[[ Records supplied, beginning ]]
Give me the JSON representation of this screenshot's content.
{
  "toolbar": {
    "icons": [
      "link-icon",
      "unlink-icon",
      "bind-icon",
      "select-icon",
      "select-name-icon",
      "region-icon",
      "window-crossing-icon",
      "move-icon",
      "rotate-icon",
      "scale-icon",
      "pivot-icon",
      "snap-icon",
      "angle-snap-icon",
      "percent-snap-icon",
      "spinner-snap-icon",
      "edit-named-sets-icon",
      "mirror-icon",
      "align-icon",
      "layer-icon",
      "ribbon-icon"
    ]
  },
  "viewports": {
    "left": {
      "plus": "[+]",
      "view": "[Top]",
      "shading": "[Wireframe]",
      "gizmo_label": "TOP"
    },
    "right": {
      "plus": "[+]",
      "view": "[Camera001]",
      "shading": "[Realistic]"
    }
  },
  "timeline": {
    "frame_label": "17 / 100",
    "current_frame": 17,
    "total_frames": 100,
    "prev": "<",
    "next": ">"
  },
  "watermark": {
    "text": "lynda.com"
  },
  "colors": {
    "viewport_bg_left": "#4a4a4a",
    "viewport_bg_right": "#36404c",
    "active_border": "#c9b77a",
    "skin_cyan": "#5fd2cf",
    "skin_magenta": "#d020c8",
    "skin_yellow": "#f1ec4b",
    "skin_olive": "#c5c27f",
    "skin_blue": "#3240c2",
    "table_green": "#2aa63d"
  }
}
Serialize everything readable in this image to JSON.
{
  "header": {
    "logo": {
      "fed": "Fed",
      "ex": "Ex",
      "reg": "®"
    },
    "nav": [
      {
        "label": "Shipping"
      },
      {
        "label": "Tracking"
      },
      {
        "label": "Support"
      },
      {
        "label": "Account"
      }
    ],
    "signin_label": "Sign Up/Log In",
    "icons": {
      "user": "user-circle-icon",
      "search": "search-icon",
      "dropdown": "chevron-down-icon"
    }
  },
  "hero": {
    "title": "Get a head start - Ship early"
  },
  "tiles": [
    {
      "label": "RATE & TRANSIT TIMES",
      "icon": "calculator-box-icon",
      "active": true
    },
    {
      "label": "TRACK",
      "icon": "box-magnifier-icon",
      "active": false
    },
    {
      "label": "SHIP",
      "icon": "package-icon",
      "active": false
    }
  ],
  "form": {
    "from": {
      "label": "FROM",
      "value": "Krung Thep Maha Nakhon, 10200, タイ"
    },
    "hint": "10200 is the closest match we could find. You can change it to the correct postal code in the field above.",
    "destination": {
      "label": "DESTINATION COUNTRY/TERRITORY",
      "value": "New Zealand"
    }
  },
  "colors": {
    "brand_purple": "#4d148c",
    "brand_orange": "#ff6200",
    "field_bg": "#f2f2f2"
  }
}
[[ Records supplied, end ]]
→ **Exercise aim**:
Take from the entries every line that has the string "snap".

→ **Finished exercise**:
      "snap-icon",
      "angle-snap-icon",
      "percent-snap-icon",
      "spinner-snap-icon",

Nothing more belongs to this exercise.